January 2013 Newsletter (vol.14)   >>   Read Between the Lines


As seed catalogs begin stacking up and you start planning for your spring garden, there are some seed terms that you should familiarize yourself with. GMO, open-pollinated, organic, and heirloom varieties are just a few terms that are commonly used, but what do they really mean? You should be able to make an educated decision about which seed is best for your garden without all of the confusion. The descriptions in the seed catalogs all boast the best characteristics, but you have to read between the lines and knowing some general terms may help.


GMO (Genetically Modified Organism): An organism produced through genetic modification for desired inheritable traits, via either genetic engineering or other more traditional breeding methods. Genetic modification and genetic engineering have been used interchangeably, but they do not mean the same thing. Genetic modification has been occurring for a long time. Genes have been selected by plant breeders to create a plant that displays a specific trait such as increased yield, disease resistance, or flavor.

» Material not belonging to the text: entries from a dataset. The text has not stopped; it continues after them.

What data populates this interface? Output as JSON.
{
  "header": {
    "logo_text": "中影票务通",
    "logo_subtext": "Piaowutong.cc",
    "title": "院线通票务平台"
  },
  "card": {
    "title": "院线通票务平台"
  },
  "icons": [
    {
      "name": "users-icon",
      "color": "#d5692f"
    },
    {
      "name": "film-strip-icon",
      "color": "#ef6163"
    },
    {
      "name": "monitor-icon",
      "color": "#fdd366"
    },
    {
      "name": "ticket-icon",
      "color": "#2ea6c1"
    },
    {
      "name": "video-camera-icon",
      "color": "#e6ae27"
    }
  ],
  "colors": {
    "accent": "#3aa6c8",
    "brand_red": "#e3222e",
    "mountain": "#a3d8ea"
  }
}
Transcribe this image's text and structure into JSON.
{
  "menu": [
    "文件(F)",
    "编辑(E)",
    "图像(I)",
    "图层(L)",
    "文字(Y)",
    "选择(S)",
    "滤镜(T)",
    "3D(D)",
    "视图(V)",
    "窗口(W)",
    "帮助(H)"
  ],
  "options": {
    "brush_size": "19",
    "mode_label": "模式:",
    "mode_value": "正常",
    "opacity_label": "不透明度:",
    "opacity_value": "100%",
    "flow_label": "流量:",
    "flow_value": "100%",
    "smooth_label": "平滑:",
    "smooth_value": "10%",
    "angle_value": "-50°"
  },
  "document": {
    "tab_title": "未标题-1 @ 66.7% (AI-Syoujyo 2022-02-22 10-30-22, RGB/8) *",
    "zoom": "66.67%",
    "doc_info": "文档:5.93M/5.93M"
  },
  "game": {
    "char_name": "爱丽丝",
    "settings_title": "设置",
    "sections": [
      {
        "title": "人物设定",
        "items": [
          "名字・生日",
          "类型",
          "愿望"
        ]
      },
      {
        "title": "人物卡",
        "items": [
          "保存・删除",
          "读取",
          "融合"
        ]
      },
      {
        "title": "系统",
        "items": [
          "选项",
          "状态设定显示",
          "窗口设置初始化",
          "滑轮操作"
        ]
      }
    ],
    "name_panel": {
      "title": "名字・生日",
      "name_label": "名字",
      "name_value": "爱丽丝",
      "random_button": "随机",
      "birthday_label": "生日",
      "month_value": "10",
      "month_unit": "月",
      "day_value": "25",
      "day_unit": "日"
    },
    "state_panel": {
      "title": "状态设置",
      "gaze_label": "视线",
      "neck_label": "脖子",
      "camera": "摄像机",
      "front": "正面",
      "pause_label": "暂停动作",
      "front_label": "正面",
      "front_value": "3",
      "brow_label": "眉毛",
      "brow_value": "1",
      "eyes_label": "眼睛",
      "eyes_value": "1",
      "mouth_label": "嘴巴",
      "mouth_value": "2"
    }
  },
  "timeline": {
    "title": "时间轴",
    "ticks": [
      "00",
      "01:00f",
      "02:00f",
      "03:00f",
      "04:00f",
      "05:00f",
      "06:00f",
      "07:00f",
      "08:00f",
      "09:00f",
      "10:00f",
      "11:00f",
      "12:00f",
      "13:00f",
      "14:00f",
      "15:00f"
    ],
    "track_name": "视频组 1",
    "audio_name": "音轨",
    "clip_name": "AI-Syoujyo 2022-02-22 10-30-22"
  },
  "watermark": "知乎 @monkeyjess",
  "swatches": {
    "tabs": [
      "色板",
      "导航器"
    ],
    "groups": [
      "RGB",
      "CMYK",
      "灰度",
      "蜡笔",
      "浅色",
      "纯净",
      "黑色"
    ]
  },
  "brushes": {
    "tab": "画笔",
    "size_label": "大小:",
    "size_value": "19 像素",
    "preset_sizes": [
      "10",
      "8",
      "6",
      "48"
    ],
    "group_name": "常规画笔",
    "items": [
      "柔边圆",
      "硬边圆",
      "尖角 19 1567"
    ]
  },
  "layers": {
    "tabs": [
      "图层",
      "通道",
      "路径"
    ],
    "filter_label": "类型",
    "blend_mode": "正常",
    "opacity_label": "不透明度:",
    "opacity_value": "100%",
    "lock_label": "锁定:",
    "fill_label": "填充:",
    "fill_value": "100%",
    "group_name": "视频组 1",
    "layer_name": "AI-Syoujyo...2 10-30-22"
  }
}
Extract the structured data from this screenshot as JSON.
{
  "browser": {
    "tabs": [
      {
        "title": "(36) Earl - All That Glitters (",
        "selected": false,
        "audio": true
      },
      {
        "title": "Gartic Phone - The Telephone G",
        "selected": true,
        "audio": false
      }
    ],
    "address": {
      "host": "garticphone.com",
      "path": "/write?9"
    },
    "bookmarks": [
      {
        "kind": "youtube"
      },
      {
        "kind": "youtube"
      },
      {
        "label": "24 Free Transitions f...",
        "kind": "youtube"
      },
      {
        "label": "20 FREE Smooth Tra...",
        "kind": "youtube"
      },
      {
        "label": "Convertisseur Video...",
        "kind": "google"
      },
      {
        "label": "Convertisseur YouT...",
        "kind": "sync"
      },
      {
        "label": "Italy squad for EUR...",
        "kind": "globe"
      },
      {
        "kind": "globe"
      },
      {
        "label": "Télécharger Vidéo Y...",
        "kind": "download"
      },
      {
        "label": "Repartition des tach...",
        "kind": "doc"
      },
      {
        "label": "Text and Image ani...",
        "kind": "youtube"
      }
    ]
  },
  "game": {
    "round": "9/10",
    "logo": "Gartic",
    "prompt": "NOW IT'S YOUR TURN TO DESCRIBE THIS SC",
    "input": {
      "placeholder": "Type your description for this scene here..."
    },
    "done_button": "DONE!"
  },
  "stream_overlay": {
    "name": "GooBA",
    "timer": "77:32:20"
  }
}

GE (Genetically Engineered): An organism produced by manipulation of genes by introducing, eliminating or rearranging specific genes using the methods of modern molecular biology, particularly those techniques referred to as recombinant DNA techniques. The result is a plant that does not/cannot occur in nature such as the Bt corn or the Roundup Ready crops.


Open-Pollinated (OP): Varieties that result from either cross pollination between two plants either by insects, wind, or water or they can result from self pollination where both male and female flowers are on one plant. If you collected seeds from OP varieties and planted them they will “come true to type” meaning they will produce a plant just like the parent plant. That being said, open pollinated plants must be separated by a specific distance from other open pollinated varieties or you risk cross pollination which will produce seed that does not come true to type.


Hybrid (F-1): An F-1 or first generation hybrid is produced when two pure lines (plants that produce identical offspring when self-pollinated) are cross pollinated to create a new seed with desirable traits of both parents. Hybrid seed is typically more expensive and if saved and planted will not come true to type. These varieties are created primarily for the ease of the grower. Most of the time they are bred for increased yields or disease resistance making it easier for the average gardener to grow.


Heirloom: The definition is disputable, but generally heirlooms are the older varieties (50+ years, or grown before WWII) that offer a spectacular range of flavors and shapes that may not be available as a standard in your grocery store or farmers market. These varieties have survived natural selection rather than hybridization. Heirloom varieties are open-pollinated-meaning that unlike hybrids, seeds you collect will produce plants that come true to type.


Organic: Seeds that are certified organic must be produced according to the USDA’s National Organic Program. They are grown without the use of synthetic fertilizers, sewage sludge, irradiation, and genetic engineering.


See our 2013 Seed Catalog for great variety descriptions.